Hotel Sloth Backpackers Bed & Breakfast

Hotel Sloth Backpackers Bed & Breakfast is the hard-to-miss pink building. It is referred to by shuttle drivers as “Sloth Backpackers”.

They offer both typical hostel-style shared rooms and private rooms. I paid extra to have my own room with an en-suite bathroom.  They offer laundry service. The helpful front desk staff can help book all your tours and tell you what bus to take to get there.

You can use the shared kitchen to cook your own meals.  Breakfast is included with the price of your room. If you don’t speak Spanish, expect to play charades with the cook to figure out the breakfast options are each day.

Outdoor seating at Hotel Sloth Backpackers

I had no trouble getting to the Hotel Sloth Backpackers but they do say on their website to be specific with your shuttle driver as there is another location with a similar name in town.

Cabinas El Pueblo B&B

Cabinas El Pueblo B&B is a family-run B&B located off the main road in Santa Elena. 

Tip – be sure to sign the board for your breakfast time before the end of the day.  Breakfast is two-courses…a fruit plate followed by typical breakfast.  

The owners also run a coffee plantation – inquire about a tour.

The service-oriented staff arranged shared shuttles for me as needed. When the shuttle was delayed due to construction, they made phone calls to track down the driver and get a time estimate for pick-up.

Cat laying on hotel desk
Front desk “staff” at Cabinas El Pueblo B&B

Monteverde area is a must-stop on your Costa Rica trip. In addition to escaping some of the coastal heat, Monteverde provides an opportunity to visit the unique cloud forests of the Puntarenas Province.
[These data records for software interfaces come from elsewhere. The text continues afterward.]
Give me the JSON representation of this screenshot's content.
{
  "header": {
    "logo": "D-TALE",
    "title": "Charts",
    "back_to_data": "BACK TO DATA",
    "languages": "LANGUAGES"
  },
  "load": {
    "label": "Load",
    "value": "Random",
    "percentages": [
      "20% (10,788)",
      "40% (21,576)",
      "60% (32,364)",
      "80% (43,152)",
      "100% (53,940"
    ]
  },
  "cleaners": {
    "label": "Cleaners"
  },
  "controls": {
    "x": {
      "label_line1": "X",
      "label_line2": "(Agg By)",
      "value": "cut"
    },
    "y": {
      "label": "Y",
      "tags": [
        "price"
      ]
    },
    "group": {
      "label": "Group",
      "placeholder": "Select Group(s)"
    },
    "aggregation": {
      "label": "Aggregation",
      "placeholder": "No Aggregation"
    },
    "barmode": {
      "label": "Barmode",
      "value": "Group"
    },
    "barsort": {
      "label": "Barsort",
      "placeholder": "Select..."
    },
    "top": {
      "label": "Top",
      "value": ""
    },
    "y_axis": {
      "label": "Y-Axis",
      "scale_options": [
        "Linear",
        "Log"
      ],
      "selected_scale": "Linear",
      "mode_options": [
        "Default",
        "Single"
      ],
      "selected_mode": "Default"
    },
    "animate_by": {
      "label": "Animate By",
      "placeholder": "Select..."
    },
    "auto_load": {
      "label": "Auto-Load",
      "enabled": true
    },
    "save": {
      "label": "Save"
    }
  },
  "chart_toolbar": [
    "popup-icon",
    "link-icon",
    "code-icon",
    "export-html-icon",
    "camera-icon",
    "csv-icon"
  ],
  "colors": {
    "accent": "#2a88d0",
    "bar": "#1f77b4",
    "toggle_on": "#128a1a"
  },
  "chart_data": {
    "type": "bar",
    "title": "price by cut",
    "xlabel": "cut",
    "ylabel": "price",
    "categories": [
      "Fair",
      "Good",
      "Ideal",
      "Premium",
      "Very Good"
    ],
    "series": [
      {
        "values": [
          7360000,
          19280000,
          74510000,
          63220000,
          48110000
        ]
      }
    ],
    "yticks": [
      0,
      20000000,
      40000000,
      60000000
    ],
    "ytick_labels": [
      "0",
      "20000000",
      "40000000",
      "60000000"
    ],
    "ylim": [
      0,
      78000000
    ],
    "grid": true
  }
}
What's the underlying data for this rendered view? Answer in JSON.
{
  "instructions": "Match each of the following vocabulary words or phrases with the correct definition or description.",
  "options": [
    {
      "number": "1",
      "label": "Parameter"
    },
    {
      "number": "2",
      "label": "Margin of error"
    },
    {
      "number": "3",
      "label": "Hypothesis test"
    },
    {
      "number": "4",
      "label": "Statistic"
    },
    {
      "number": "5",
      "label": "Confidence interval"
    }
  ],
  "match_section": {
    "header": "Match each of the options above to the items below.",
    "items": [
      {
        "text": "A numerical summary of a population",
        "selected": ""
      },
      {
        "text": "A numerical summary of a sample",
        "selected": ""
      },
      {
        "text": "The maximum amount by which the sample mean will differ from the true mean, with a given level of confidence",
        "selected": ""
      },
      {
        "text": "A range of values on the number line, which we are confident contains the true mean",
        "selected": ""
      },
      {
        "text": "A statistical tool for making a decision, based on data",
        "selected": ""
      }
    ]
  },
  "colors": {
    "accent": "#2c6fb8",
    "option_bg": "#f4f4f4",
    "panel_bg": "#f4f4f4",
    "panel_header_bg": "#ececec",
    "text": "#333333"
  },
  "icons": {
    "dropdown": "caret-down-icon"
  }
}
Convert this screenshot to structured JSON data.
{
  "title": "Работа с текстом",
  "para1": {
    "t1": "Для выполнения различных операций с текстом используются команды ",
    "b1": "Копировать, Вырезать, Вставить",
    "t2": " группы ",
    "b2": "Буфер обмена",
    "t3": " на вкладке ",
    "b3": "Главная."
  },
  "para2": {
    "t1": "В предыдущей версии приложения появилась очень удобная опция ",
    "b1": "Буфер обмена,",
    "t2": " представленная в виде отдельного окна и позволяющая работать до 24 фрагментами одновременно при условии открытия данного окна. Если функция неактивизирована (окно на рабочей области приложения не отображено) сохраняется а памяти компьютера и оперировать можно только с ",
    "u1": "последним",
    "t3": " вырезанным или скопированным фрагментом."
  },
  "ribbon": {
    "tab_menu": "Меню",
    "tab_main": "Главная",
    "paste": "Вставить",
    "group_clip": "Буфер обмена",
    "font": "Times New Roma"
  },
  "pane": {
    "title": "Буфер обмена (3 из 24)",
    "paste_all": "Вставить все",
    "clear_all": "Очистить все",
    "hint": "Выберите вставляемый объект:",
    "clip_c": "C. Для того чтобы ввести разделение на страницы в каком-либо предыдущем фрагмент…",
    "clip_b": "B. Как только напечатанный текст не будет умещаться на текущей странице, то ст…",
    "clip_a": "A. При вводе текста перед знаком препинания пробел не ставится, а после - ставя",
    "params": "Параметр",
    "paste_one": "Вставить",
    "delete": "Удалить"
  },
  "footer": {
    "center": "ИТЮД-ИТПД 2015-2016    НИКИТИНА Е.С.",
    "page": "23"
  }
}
To add to your Costa Rica fun, consider traveling to Manuel Antonio National Park to view wildlife and swim in the Pacific Ocean.

Map of location of Santa Elena Costa Rica